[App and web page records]
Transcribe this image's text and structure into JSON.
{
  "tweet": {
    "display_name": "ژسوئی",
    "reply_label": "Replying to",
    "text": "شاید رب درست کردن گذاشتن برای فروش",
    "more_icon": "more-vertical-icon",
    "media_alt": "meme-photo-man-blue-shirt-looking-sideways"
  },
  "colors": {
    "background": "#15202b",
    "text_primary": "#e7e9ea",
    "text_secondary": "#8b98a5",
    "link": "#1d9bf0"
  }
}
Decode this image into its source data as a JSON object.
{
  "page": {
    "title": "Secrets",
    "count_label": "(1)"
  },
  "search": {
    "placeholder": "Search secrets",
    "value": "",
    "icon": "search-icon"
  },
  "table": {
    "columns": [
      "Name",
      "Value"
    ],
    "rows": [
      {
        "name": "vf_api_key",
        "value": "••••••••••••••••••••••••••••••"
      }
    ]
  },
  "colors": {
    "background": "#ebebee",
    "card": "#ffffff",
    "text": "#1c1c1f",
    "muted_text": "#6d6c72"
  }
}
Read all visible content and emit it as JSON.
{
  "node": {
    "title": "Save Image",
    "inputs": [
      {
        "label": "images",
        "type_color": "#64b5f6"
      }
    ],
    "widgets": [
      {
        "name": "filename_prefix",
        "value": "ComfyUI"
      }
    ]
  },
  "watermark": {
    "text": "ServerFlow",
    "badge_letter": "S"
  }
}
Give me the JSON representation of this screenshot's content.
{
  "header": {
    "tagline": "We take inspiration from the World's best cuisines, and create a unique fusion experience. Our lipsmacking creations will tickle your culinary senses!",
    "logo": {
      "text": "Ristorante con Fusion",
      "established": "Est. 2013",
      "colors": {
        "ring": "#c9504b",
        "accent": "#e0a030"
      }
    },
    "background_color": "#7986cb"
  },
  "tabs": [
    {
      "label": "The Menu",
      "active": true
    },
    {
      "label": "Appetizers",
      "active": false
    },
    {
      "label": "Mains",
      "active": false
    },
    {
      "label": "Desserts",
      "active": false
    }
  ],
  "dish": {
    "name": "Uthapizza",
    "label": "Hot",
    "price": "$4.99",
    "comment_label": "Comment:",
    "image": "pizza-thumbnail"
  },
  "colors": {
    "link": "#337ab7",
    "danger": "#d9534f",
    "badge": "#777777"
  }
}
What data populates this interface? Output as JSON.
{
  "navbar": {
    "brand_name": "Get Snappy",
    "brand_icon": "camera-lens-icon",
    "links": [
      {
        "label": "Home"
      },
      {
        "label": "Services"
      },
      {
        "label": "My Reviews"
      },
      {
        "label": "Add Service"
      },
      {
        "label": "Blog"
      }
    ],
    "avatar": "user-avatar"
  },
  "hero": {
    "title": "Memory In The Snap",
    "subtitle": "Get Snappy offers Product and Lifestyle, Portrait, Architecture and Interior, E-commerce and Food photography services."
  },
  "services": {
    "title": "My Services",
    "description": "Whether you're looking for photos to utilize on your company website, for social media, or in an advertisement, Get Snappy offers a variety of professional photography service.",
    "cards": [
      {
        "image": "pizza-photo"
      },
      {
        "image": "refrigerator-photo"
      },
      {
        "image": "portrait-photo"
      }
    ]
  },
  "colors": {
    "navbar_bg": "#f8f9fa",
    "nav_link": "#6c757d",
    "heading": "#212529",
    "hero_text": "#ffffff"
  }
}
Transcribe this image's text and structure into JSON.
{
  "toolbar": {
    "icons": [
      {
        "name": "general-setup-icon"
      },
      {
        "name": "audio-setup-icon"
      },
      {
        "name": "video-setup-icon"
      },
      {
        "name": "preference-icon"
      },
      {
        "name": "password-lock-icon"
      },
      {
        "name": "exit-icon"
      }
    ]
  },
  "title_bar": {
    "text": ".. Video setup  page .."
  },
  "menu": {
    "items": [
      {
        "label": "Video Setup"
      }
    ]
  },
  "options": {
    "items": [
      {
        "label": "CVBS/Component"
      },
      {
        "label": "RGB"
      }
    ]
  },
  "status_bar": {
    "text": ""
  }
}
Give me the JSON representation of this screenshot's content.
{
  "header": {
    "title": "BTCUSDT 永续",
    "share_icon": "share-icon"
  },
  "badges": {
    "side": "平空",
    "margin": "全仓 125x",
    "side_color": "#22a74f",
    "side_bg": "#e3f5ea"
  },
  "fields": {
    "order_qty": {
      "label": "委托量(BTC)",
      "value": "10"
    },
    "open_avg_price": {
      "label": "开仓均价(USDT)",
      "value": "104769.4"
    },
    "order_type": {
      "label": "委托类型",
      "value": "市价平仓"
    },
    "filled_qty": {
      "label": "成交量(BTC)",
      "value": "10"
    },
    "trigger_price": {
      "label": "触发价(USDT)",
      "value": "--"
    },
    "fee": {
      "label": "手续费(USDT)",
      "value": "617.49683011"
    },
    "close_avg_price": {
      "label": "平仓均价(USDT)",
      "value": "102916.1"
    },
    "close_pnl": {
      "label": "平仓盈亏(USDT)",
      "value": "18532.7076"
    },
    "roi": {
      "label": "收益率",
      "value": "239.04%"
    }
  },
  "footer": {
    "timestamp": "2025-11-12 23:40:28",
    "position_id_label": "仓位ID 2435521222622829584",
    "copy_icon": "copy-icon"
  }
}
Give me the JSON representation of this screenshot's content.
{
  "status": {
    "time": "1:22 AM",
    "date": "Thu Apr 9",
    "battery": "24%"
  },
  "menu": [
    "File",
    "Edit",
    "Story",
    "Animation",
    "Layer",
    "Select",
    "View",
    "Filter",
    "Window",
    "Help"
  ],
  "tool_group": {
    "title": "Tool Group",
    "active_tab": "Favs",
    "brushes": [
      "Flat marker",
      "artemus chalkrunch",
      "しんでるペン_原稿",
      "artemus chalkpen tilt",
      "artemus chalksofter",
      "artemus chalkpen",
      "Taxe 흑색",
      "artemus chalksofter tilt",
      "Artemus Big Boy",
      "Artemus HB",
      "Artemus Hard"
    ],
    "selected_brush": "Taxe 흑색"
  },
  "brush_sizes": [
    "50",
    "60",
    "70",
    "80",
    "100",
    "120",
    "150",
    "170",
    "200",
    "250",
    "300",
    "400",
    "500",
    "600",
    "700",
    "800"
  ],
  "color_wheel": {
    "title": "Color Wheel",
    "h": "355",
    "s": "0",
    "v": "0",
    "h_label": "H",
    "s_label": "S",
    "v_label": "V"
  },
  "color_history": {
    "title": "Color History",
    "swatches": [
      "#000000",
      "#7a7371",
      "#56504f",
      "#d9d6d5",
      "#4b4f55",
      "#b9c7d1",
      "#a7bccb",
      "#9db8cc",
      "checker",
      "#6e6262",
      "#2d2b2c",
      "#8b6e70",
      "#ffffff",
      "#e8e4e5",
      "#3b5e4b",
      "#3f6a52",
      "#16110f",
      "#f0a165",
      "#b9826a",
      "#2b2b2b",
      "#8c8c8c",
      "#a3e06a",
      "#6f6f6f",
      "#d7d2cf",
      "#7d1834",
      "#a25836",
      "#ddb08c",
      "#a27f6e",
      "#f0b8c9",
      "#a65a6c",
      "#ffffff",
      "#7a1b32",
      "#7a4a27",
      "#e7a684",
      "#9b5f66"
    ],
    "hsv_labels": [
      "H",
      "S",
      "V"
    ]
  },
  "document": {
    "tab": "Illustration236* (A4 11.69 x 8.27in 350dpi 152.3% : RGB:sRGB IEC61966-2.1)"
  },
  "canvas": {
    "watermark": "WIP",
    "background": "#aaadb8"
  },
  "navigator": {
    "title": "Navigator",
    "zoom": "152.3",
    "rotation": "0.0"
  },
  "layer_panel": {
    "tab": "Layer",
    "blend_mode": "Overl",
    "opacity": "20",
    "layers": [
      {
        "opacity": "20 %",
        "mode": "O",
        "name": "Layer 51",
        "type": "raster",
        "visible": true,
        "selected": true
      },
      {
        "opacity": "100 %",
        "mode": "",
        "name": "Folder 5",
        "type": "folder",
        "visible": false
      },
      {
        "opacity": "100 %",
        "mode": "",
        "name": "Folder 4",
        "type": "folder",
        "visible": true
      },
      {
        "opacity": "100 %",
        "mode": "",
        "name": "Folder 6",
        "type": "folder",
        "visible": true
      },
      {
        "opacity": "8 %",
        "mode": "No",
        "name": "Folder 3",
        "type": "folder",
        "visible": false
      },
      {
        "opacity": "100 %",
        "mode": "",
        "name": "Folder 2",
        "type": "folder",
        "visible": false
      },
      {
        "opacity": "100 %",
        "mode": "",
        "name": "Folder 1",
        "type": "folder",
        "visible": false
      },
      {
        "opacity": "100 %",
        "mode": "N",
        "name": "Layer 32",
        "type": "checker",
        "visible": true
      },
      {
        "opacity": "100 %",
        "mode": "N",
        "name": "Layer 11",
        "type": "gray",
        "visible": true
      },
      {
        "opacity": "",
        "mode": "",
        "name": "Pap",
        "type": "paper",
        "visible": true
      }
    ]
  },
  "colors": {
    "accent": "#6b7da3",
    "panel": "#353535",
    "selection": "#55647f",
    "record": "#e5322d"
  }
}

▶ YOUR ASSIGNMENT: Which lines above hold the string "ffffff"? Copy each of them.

▶ SOLUTION TO THIS TASK:
    "card": "#ffffff",
    "hero_text": "#ffffff"
      "#ffffff",
      "#ffffff",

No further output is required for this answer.